## What you should do
Where an entry holds an image, leave the image out; otherwise reproduce the entry exactly.
============
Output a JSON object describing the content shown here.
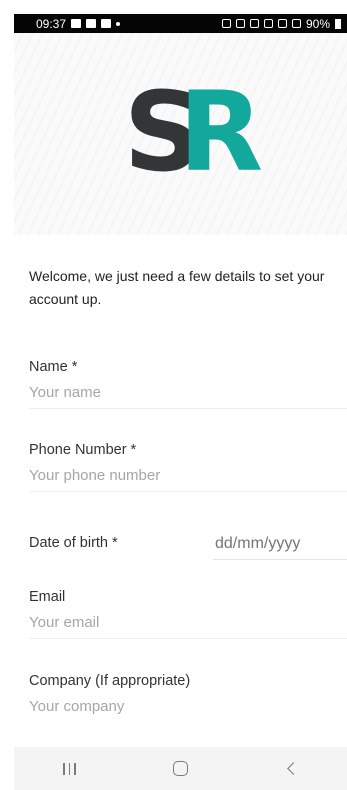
{
  "status_bar": {
    "time": "09:37",
    "battery": "90%"
  },
  "logo": {
    "left_letter": "S",
    "right_letter": "R",
    "left_color": "#333638",
    "right_color": "#12a89c"
  },
  "welcome_text": "Welcome, we just need a few details to set your account up.",
  "form": {
    "name": {
      "label": "Name *",
      "placeholder": "Your name"
    },
    "phone": {
      "label": "Phone Number *",
      "placeholder": "Your phone number"
    },
    "dob": {
      "label": "Date of birth *",
      "placeholder": "dd/mm/yyyy"
    },
    "email": {
      "label": "Email",
      "placeholder": "Your email"
    },
    "company": {
      "label": "Company (If appropriate)",
      "placeholder": "Your company"
    }
  },
  "nav": {
    "recents": "recents-icon",
    "home": "home-icon",
    "back": "back-icon"
  }
}
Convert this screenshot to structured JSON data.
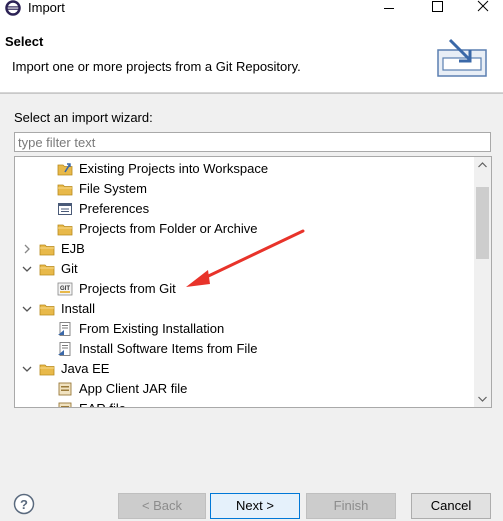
{
  "window": {
    "title": "Import"
  },
  "header": {
    "title": "Select",
    "description": "Import one or more projects from a Git Repository."
  },
  "wizard": {
    "label": "Select an import wizard:",
    "filter_placeholder": "type filter text",
    "tree": [
      {
        "label": "Existing Projects into Workspace",
        "icon": "existing-projects-icon",
        "indent": 2
      },
      {
        "label": "File System",
        "icon": "folder-icon",
        "indent": 2
      },
      {
        "label": "Preferences",
        "icon": "preferences-icon",
        "indent": 2
      },
      {
        "label": "Projects from Folder or Archive",
        "icon": "folder-icon",
        "indent": 2
      },
      {
        "label": "EJB",
        "icon": "folder-icon",
        "indent": 0,
        "expander": "collapsed"
      },
      {
        "label": "Git",
        "icon": "folder-icon",
        "indent": 0,
        "expander": "expanded"
      },
      {
        "label": "Projects from Git",
        "icon": "git-icon",
        "indent": 2,
        "selected": true
      },
      {
        "label": "Install",
        "icon": "folder-icon",
        "indent": 0,
        "expander": "expanded"
      },
      {
        "label": "From Existing Installation",
        "icon": "install-icon",
        "indent": 2
      },
      {
        "label": "Install Software Items from File",
        "icon": "install-icon",
        "indent": 2
      },
      {
        "label": "Java EE",
        "icon": "folder-icon",
        "indent": 0,
        "expander": "expanded"
      },
      {
        "label": "App Client JAR file",
        "icon": "jar-icon",
        "indent": 2
      },
      {
        "label": "EAR file",
        "icon": "jar-icon",
        "indent": 2
      }
    ]
  },
  "footer": {
    "back_label": "< Back",
    "next_label": "Next >",
    "finish_label": "Finish",
    "cancel_label": "Cancel"
  },
  "colors": {
    "annotation_arrow": "#e8332a",
    "folder": "#e8b94a",
    "accent": "#0078d7"
  }
}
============
## Solution for this task
Output a JSON object describing the content shown here.
{
  "status_bar": {
    "time": "09:37",
    "battery": "90%"
  },
  "logo": {
    "left_letter": "S",
    "right_letter": "R",
    "left_color": "#333638",
    "right_color": "#12a89c"
  },
  "welcome_text": "Welcome, we just need a few details to set your account up.",
  "form": {
    "name": {
      "label": "Name *",
      "placeholder": "Your name"
    },
    "phone": {
      "label": "Phone Number *",
      "placeholder": "Your phone number"
    },
    "dob": {
      "label": "Date of birth *",
      "placeholder": "dd/mm/yyyy"
    },
    "email": {
      "label": "Email",
      "placeholder": "Your email"
    },
    "company": {
      "label": "Company (If appropriate)",
      "placeholder": "Your company"
    }
  },
  "nav": {
    "recents": "recents-icon",
    "home": "home-icon",
    "back": "back-icon"
  }
}
Convert this screenshot to structured JSON data.
{
  "window": {
    "title": "Import"
  },
  "header": {
    "title": "Select",
    "description": "Import one or more projects from a Git Repository."
  },
  "wizard": {
    "label": "Select an import wizard:",
    "filter_placeholder": "type filter text",
    "tree": [
      {
        "label": "Existing Projects into Workspace",
        "icon": "existing-projects-icon",
        "indent": 2
      },
      {
        "label": "File System",
        "icon": "folder-icon",
        "indent": 2
      },
      {
        "label": "Preferences",
        "icon": "preferences-icon",
        "indent": 2
      },
      {
        "label": "Projects from Folder or Archive",
        "icon": "folder-icon",
        "indent": 2
      },
      {
        "label": "EJB",
        "icon": "folder-icon",
        "indent": 0,
        "expander": "collapsed"
      },
      {
        "label": "Git",
        "icon": "folder-icon",
        "indent": 0,
        "expander": "expanded"
      },
      {
        "label": "Projects from Git",
        "icon": "git-icon",
        "indent": 2,
        "selected": true
      },
      {
        "label": "Install",
        "icon": "folder-icon",
        "indent": 0,
        "expander": "expanded"
      },
      {
        "label": "From Existing Installation",
        "icon": "install-icon",
        "indent": 2
      },
      {
        "label": "Install Software Items from File",
        "icon": "install-icon",
        "indent": 2
      },
      {
        "label": "Java EE",
        "icon": "folder-icon",
        "indent": 0,
        "expander": "expanded"
      },
      {
        "label": "App Client JAR file",
        "icon": "jar-icon",
        "indent": 2
      },
      {
        "label": "EAR file",
        "icon": "jar-icon",
        "indent": 2
      }
    ]
  },
  "footer": {
    "back_label": "< Back",
    "next_label": "Next >",
    "finish_label": "Finish",
    "cancel_label": "Cancel"
  },
  "colors": {
    "annotation_arrow": "#e8332a",
    "folder": "#e8b94a",
    "accent": "#0078d7"
  }
}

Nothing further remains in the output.